How to win elections and influence people

How to win elections and influence people

You could say elections are being disrupted.

Pay back what you dodged in taxes, Christo Wiese! – Sars

Pay back what you dodged in taxes, Christo Wiese! – Sars

He's been implicated in an elaborate tax-dodging scheme, says amaBhungane’s Craig McKune.

Avocados are better than sex

Avocados are better than sex

Fuelled by skyrocketing demand at home and abroad, the SA avo industry is thriving, says the SA Avocado Growers Association.

Popular articles
Parents no longer have to travel with children's birth certificates

Parents no longer have to travel with children's birth certificates

The new Home Affairs upgrades to the system include printing parents details at the back of the child's passport.

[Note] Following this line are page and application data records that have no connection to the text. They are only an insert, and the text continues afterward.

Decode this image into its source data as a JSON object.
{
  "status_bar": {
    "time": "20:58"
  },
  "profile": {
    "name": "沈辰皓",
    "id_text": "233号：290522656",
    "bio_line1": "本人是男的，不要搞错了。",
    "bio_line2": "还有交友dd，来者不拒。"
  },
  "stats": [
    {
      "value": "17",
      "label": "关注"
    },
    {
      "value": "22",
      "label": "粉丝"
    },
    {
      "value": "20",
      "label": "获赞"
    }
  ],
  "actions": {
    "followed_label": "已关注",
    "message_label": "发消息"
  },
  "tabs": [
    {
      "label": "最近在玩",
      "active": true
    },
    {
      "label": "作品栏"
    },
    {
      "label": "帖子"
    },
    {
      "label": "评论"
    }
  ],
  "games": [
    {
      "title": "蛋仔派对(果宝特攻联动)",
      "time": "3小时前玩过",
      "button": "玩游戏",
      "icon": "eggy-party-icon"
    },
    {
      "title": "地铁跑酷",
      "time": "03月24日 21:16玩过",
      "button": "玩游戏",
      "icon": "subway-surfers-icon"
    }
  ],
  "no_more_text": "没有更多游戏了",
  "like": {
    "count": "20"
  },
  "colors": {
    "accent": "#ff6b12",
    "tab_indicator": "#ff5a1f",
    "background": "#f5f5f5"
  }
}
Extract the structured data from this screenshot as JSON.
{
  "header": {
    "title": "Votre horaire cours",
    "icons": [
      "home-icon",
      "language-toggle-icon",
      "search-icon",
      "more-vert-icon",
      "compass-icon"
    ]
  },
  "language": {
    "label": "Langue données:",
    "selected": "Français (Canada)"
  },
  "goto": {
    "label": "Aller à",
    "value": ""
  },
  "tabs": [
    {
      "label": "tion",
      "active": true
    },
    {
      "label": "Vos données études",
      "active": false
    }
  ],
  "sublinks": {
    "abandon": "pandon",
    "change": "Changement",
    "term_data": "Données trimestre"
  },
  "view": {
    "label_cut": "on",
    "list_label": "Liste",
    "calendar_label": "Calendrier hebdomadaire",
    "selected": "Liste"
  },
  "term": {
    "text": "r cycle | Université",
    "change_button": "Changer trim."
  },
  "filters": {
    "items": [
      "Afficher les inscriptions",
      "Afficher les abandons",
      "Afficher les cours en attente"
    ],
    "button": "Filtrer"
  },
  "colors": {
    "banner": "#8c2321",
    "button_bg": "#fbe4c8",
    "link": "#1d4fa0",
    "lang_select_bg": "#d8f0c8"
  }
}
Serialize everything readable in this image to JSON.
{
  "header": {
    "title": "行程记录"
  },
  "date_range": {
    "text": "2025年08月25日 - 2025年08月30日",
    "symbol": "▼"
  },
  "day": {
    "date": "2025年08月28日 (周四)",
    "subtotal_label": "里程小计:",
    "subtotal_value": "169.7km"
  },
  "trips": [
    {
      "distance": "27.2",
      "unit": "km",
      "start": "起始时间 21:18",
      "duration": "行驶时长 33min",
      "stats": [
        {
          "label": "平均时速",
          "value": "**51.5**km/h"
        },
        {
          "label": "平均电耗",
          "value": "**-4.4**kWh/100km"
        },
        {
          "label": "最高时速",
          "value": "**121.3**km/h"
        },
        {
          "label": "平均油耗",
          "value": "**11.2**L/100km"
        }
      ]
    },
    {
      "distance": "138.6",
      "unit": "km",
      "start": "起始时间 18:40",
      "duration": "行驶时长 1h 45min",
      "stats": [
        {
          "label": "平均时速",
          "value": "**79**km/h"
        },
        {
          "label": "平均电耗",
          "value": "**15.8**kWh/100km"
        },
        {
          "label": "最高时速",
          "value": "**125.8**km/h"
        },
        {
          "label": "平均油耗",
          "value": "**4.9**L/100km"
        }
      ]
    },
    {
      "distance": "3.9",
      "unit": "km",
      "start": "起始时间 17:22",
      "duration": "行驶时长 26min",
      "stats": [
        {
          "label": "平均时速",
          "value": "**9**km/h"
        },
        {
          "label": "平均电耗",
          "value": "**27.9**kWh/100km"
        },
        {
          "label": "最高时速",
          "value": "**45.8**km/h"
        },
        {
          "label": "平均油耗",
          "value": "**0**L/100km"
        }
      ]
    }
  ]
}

Tell me what you want: Study reveals most common sexual fantasies

Tell me what you want: Study reveals most common sexual fantasies

What are your sexual fantasies? Disclosure can bring sexual freedom, but it can also have downsides. A study lists the top trends.

More arrests are imminent in connection with the cash-in-transit heists - Hawks

More arrests are imminent in connection with the cash-in-transit heists - Hawks

Seven suspects were arrested in Limpopo in less than 24 hours after a cash-in-transit vehicle was blown up in the province.

Madiba’s private secretary Zelda la Grange opens up about money (hers and his)

Madiba’s private secretary Zelda la Grange opens up about money (hers and his)

Bruce Whitfield interviews La Grange about her and Madiba's attitude to money (hopes and fears, successes and failures, etc.)

The story of amaBhungane (and how it’s digging up dung on the Guptas & friends)

The story of amaBhungane (and how it’s digging up dung on the Guptas & friends)

The Money Show’s Bruce Whitfield interviews amaBhungane Centre for Investigative Journalism Investigative Journalist Craig McKune.

Meet Elmar Conradie, CEO of low-cost FlySafair (world’s most on-time airline)

Meet Elmar Conradie, CEO of low-cost FlySafair (world’s most on-time airline)

The Money Show’s Bruce Whitfield interviews Conradie for his “ShapeShifter” feature.

Criminals targeting homes with aluminium windows, warns neighborhood watch

Criminals targeting homes with aluminium windows, warns neighborhood watch

The Panorama, Welgelegen and Plattekloof Neighbourhood Watch has identified a new house break-in trend.